Page and application data records:
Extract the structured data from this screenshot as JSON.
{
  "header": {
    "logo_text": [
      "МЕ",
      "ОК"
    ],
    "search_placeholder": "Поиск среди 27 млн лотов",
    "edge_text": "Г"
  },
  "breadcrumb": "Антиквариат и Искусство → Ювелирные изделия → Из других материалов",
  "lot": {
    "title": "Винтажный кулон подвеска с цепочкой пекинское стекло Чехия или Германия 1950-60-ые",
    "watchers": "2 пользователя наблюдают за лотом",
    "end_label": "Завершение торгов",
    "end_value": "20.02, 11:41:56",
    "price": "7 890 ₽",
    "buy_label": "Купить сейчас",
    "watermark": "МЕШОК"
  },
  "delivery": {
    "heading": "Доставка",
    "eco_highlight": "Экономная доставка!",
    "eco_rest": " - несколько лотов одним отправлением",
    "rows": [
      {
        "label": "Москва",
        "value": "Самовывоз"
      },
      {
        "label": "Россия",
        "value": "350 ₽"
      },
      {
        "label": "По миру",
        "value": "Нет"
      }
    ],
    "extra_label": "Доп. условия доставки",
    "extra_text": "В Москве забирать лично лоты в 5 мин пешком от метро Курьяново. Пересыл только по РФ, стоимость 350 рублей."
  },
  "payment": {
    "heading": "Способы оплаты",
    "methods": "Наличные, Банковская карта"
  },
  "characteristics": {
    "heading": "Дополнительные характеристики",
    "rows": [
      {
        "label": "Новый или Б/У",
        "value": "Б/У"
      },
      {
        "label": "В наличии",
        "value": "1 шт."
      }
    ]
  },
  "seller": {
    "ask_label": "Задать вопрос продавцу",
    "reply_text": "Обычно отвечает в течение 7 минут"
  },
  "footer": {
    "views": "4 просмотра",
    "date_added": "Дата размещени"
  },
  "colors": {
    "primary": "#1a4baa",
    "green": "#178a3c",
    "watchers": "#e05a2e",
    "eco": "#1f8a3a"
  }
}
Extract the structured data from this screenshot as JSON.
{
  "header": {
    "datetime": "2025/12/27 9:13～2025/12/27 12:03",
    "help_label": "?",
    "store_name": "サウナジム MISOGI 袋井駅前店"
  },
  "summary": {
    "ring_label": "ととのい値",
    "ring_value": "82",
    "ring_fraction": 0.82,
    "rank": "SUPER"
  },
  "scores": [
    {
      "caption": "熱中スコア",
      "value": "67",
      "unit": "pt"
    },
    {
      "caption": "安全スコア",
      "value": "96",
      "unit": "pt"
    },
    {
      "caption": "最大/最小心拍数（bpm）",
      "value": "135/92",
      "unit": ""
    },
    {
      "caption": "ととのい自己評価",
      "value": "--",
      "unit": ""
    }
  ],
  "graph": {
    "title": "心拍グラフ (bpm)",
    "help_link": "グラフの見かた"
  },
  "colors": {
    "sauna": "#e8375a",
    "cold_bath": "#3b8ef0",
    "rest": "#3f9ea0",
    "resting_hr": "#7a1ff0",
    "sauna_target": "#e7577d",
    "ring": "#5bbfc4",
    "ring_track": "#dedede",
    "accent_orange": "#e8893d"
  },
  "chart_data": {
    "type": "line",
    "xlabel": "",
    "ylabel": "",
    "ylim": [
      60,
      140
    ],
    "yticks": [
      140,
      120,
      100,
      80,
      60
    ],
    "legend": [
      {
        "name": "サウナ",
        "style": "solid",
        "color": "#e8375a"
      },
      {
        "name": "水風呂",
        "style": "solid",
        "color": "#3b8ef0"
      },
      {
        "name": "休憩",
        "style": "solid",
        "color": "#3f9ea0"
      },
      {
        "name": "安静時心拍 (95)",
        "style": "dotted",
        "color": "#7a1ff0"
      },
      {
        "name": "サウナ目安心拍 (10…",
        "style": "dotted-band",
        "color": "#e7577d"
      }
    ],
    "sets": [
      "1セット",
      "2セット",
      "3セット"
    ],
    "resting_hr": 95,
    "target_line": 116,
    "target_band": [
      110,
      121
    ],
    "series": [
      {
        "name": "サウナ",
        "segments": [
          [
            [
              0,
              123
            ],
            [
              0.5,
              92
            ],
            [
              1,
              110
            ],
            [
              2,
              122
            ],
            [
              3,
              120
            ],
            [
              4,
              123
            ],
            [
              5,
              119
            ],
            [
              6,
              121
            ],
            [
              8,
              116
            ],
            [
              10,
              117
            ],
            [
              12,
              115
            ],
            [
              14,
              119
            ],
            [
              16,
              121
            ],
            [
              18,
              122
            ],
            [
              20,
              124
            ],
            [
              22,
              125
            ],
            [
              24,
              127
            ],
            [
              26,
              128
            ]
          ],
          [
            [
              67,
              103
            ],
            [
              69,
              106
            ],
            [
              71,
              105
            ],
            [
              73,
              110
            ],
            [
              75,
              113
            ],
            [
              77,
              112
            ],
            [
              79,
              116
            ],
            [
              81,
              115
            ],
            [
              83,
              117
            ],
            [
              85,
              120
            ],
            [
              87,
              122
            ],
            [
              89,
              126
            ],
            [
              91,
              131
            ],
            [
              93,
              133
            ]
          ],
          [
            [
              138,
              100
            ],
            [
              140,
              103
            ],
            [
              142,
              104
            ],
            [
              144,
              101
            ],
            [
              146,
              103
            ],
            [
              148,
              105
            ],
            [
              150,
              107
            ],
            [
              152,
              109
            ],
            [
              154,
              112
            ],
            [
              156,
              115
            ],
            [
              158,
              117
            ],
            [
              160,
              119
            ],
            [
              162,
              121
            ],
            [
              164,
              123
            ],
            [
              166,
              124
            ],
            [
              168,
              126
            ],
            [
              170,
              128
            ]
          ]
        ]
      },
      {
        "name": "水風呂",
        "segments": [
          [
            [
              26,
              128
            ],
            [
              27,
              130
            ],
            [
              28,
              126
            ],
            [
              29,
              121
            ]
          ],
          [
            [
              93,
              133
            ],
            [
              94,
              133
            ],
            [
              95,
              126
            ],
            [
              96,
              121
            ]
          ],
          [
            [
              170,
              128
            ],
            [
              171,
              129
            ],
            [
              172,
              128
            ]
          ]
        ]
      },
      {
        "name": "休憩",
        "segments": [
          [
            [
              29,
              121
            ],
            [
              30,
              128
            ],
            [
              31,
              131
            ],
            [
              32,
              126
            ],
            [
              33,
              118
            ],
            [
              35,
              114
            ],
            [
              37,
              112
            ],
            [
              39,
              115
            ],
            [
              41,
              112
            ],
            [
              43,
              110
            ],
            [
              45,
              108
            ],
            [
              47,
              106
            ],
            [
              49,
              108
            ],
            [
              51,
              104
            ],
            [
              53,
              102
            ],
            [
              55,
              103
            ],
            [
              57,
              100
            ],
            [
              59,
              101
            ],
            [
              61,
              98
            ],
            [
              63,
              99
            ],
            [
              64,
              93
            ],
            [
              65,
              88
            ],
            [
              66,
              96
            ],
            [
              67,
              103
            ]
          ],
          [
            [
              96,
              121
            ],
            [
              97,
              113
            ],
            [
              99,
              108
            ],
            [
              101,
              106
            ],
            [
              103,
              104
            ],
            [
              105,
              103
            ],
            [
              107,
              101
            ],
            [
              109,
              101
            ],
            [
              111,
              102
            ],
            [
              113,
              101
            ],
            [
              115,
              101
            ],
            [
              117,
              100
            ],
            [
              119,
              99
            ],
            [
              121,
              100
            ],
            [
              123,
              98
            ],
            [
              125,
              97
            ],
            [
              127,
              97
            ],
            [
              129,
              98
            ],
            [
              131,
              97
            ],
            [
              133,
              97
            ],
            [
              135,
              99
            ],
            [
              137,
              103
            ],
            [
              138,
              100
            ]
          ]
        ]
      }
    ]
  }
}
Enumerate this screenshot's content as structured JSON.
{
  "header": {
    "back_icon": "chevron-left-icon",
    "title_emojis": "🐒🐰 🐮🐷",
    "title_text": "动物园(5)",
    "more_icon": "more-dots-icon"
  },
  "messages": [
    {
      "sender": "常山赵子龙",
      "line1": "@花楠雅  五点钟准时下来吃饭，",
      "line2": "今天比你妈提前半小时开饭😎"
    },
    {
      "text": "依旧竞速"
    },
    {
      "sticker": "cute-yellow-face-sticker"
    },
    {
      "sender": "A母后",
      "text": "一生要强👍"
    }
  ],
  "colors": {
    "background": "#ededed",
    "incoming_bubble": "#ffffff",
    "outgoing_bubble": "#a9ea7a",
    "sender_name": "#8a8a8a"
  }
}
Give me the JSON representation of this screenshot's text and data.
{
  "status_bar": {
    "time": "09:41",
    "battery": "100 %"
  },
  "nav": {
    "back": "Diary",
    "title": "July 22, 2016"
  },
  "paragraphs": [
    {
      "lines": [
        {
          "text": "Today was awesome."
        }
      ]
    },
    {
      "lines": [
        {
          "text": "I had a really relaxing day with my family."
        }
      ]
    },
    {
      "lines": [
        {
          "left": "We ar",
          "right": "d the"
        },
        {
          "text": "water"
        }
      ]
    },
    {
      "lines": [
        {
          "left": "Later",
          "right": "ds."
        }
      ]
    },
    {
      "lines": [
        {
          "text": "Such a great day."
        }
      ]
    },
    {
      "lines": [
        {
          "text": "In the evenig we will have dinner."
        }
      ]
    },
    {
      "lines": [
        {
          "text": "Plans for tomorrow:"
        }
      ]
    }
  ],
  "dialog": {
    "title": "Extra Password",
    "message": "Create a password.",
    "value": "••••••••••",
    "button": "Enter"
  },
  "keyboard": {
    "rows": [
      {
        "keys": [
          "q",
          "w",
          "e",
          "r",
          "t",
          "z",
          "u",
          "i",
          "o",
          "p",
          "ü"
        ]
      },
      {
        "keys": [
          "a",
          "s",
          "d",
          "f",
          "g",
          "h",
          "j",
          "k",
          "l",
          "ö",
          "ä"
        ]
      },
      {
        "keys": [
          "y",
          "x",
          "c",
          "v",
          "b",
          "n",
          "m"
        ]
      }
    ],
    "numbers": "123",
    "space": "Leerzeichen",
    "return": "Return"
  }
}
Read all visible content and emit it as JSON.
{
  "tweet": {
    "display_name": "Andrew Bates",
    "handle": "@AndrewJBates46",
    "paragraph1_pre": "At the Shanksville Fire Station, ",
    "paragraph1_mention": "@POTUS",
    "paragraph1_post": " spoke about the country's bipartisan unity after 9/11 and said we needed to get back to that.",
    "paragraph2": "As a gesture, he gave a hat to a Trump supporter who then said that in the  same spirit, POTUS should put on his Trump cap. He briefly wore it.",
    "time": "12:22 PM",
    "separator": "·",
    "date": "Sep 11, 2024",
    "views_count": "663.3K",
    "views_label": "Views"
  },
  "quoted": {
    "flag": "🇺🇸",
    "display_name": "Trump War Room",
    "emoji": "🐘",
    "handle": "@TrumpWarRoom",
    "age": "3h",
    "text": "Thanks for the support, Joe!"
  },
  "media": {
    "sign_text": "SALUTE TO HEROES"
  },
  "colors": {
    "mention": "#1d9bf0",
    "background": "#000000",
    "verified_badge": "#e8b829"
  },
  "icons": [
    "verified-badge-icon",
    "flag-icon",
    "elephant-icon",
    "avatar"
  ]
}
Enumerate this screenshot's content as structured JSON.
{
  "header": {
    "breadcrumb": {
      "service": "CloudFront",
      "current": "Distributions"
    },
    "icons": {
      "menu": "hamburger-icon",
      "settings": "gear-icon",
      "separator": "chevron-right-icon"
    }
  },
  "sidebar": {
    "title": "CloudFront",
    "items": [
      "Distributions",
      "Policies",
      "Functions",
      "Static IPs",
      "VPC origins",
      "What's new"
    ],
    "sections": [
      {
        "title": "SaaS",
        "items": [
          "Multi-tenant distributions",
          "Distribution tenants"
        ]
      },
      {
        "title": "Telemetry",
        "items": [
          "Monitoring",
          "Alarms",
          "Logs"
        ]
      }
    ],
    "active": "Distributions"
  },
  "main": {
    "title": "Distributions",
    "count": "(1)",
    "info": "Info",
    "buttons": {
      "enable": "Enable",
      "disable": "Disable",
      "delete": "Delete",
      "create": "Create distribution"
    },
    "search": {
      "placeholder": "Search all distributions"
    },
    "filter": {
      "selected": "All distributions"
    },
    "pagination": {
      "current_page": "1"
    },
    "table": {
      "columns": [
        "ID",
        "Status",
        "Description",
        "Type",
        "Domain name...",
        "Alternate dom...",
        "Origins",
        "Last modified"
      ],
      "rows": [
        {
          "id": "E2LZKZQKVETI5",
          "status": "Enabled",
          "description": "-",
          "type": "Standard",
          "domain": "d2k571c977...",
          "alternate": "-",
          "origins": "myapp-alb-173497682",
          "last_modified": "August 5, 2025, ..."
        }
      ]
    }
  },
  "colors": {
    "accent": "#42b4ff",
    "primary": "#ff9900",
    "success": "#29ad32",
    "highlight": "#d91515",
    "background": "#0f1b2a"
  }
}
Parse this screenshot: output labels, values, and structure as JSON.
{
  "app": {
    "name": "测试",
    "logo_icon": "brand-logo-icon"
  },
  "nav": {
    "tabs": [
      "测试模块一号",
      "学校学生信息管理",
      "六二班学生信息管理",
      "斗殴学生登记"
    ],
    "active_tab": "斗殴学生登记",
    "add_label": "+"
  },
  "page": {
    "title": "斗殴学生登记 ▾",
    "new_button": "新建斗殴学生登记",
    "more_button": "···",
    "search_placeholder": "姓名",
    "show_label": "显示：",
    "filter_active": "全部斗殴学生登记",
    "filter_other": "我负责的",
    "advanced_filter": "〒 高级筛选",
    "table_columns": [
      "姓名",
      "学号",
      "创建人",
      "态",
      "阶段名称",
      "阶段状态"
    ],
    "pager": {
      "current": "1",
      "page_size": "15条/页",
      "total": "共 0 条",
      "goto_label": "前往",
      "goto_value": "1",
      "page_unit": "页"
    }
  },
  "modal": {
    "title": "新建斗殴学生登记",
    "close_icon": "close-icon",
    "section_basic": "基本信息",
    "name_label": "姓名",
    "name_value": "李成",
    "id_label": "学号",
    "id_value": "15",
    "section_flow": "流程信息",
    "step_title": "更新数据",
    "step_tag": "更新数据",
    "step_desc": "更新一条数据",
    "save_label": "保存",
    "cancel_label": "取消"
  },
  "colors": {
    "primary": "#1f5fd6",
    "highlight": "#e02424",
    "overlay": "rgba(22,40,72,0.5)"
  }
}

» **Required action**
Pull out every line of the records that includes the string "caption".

» **Response**
      "caption": "熱中スコア",
      "caption": "安全スコア",
      "caption": "最大/最小心拍数（bpm）",
      "caption": "ととのい自己評価",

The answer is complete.